Many teens may go to school with snow on the ground this time of year, but it’s not too early for them to think about summer plans.
Some high school programs for the upcoming summer have application deadlines that have already passed or are fast approaching.
Academic programs at prestigious colleges are one of many experiences teens can pursue this summer. Teens and their parents can start planning for summer now by completing the following tasks.
1. Research summer opportunities: Families can start by seeing what’s out there, while narrowing down a teen’s interests and keeping their budget in mind, says Sara Zessar, founder of Discovery College Consulting in Denver.
There may be experiences available locally, such as camps, workshops, volunteer opportunities or internships, she says. Teens could also shadow a professional in a field they are interested in.

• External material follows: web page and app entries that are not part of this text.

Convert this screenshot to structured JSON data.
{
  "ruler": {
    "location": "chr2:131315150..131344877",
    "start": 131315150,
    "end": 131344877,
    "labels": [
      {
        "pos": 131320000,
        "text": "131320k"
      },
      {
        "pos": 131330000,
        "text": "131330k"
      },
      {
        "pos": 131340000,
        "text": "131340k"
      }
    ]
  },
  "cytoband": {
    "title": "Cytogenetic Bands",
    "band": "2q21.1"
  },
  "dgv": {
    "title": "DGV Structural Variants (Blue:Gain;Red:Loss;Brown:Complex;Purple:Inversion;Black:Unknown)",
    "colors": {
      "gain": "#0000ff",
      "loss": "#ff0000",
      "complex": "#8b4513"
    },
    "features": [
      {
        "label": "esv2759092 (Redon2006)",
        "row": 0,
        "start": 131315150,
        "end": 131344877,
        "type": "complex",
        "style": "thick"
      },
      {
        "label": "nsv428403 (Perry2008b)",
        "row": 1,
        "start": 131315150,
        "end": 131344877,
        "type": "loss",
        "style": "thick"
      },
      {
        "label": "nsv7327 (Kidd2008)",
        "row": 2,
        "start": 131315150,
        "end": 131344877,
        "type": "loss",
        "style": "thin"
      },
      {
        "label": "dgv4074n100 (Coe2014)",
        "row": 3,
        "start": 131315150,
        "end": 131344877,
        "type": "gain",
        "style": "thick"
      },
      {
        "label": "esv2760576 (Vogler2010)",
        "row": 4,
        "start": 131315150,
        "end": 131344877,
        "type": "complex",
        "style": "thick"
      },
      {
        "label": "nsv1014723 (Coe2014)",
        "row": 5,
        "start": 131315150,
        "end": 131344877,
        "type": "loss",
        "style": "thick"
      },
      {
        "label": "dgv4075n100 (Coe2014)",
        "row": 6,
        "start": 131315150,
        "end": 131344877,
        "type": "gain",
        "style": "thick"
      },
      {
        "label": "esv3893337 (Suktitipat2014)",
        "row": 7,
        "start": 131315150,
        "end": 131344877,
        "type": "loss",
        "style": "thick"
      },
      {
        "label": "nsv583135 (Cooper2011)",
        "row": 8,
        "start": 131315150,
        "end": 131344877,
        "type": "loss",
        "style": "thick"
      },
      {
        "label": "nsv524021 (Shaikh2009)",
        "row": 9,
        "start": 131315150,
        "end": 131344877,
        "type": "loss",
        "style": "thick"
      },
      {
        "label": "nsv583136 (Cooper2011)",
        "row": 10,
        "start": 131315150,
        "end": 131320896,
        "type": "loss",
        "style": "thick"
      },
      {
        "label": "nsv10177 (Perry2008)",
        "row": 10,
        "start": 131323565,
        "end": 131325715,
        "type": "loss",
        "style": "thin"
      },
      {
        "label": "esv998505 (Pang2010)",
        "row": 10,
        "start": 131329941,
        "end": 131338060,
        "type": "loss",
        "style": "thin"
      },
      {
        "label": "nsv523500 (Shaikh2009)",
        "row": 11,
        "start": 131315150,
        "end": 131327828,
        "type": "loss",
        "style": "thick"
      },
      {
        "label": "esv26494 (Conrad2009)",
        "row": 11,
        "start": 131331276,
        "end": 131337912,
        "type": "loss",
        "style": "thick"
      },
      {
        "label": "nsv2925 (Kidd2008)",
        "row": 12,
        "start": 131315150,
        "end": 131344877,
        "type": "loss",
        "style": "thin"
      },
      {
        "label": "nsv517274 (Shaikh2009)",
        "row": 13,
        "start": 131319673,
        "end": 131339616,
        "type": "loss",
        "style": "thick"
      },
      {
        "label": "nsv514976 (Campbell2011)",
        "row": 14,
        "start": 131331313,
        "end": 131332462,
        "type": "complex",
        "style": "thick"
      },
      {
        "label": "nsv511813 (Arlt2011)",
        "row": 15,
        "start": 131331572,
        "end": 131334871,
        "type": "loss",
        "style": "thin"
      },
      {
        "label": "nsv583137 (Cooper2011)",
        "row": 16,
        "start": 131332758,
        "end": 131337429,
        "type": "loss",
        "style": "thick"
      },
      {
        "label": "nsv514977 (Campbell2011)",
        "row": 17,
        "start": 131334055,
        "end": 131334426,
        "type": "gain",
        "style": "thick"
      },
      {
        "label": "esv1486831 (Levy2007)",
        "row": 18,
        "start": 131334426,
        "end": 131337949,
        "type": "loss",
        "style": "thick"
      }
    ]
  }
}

2. Consider cost: Some academic summer programs cost thousands of dollars, Zessar says, but there are other low-cost and free opportunities. Teens could also get a job – which could be a valuable experience where teens actually make money, she says.
“That is underrated now,” says Angela Um, chief consultant at Boston Academic Consulting Group and a former admissions officer at Harvard University and MIT.

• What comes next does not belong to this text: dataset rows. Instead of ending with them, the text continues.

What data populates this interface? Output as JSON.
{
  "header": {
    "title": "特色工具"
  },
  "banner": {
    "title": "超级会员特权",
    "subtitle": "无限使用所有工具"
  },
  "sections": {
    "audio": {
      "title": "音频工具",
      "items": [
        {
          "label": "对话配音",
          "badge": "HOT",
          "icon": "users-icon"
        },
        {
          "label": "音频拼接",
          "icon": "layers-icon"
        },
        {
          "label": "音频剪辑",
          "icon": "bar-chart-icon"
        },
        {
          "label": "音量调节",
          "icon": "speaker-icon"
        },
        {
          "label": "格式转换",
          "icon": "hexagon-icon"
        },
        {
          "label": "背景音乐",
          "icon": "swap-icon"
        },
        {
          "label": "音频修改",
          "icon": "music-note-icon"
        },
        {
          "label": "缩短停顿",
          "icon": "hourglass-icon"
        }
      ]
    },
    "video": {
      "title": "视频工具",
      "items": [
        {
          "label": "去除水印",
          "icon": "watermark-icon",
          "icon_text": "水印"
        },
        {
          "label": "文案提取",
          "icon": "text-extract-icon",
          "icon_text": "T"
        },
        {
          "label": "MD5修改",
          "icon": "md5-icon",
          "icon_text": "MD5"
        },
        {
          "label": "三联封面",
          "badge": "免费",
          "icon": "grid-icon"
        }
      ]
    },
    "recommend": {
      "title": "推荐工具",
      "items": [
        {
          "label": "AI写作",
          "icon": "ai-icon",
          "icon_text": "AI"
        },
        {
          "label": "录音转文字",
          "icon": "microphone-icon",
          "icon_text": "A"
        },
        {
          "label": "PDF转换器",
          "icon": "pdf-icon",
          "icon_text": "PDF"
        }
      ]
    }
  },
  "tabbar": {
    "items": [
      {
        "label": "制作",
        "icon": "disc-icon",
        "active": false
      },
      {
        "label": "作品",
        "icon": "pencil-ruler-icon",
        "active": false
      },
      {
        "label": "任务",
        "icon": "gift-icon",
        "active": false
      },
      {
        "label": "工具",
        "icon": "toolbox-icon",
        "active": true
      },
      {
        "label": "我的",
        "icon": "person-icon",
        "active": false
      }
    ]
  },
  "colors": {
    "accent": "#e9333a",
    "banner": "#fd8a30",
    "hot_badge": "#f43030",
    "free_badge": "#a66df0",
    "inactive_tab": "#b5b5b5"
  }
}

Many summer programs offer students financial aid, says Um.
Teens should apply early – much earlier than the deadline asks – if they are looking for financial aid for a better shot at receiving some, says Joan Rosenberg, principal of Jericho High School in New York and a former school counselor.
The Telluride Association offers free summer programs for intellectually curious teens who complete academic seminars.

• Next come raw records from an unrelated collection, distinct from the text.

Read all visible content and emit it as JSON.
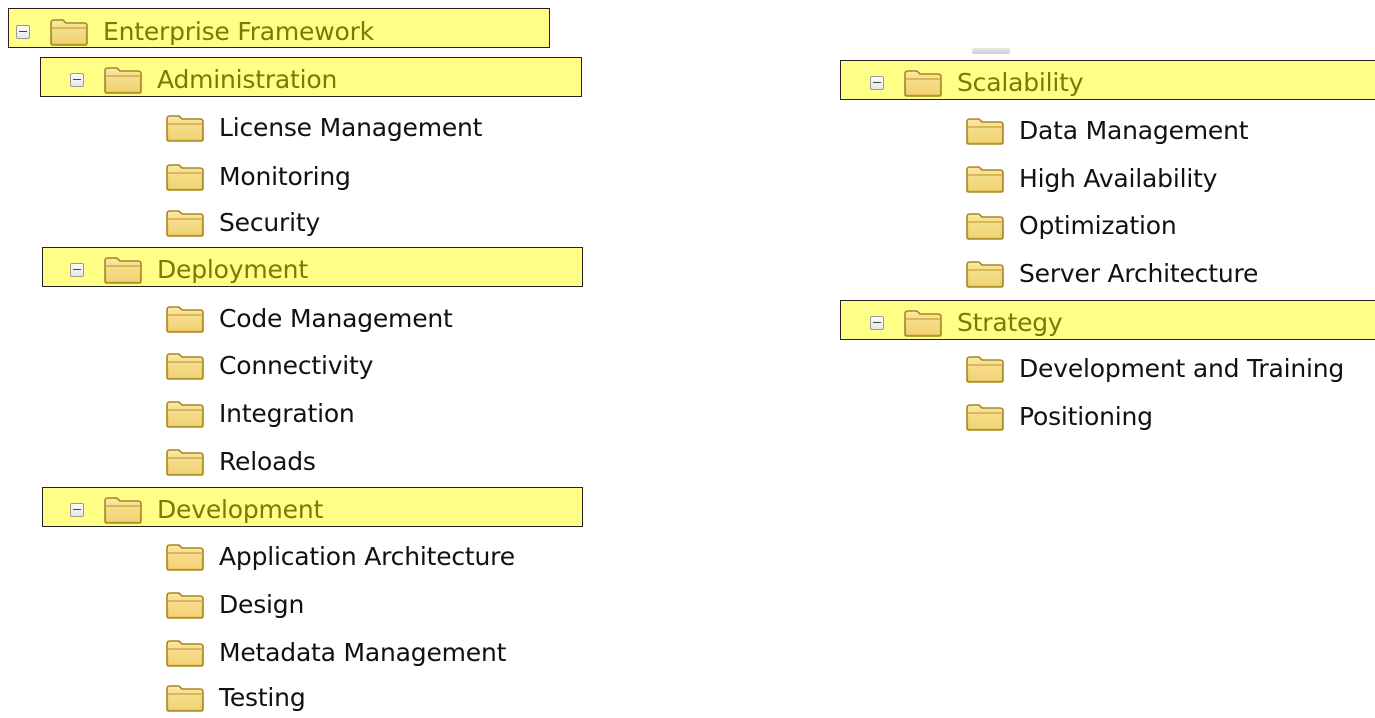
{
  "colors": {
    "highlight_fill": "#ffff88",
    "highlight_border": "#222222",
    "category_text": "#7a7a00",
    "item_text": "#111111",
    "folder_fill": "#f2d77a",
    "folder_outline": "#a7861f"
  },
  "icons": {
    "expander": "minus-box-icon",
    "folder": "folder-icon"
  },
  "tree": {
    "root": {
      "label": "Enterprise Framework",
      "expanded": true
    },
    "administration": {
      "label": "Administration",
      "expanded": true,
      "items": [
        "License Management",
        "Monitoring",
        "Security"
      ]
    },
    "deployment": {
      "label": "Deployment",
      "expanded": true,
      "items": [
        "Code Management",
        "Connectivity",
        "Integration",
        "Reloads"
      ]
    },
    "development": {
      "label": "Development",
      "expanded": true,
      "items": [
        "Application Architecture",
        "Design",
        "Metadata Management",
        "Testing"
      ]
    },
    "scalability": {
      "label": "Scalability",
      "expanded": true,
      "items": [
        "Data Management",
        "High Availability",
        "Optimization",
        "Server Architecture"
      ]
    },
    "strategy": {
      "label": "Strategy",
      "expanded": true,
      "items": [
        "Development and Training",
        "Positioning"
      ]
    }
  }
}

3. Allow plenty of time to obtain admissions materials: Summer programs may require transcripts, letters of recommendation, essays and more for admission.
Teens should allow at least a couple of weeks for educators to provide transcripts and letters of recommendation, Rosenberg says.
Students applying to a performing arts summer program could ask their theater director or dance teacher for help in preparing an audition piece, if needed, says Zessar.
The Interlochen summer arts camp in Michigan offers programs in motion picture arts, dance, creative writing and more. Some programs require auditions or portfolios for admission.
4. Remind teens they should spend summer doing what’s best for them: Many competitive colleges do ask applicants how they spend their summers, says Um. But students shouldn’t be quick to sign up for the popular summer program of the moment.
She encourages students to pause and reflect on what it is they really love to do, then determine how they want to spend their summer. December and January is a good time for teens to think about this as most deadlines for summer programs occur in February, March and April.
Teens should be consistent in spending their summers working on their passion – that will show a track record of persistence and commitment, which colleges are looking for, Um says.
Zessar tells families to remember they don’t have to spend a ton of money for teens to do something meaningful with their summer.
“Many students need that time off in the summer to kind of refresh themselves and to not necessarily be studying or be in school,” says Rosenberg. “Many need that downtime, so make sure that the child is interested in doing this.”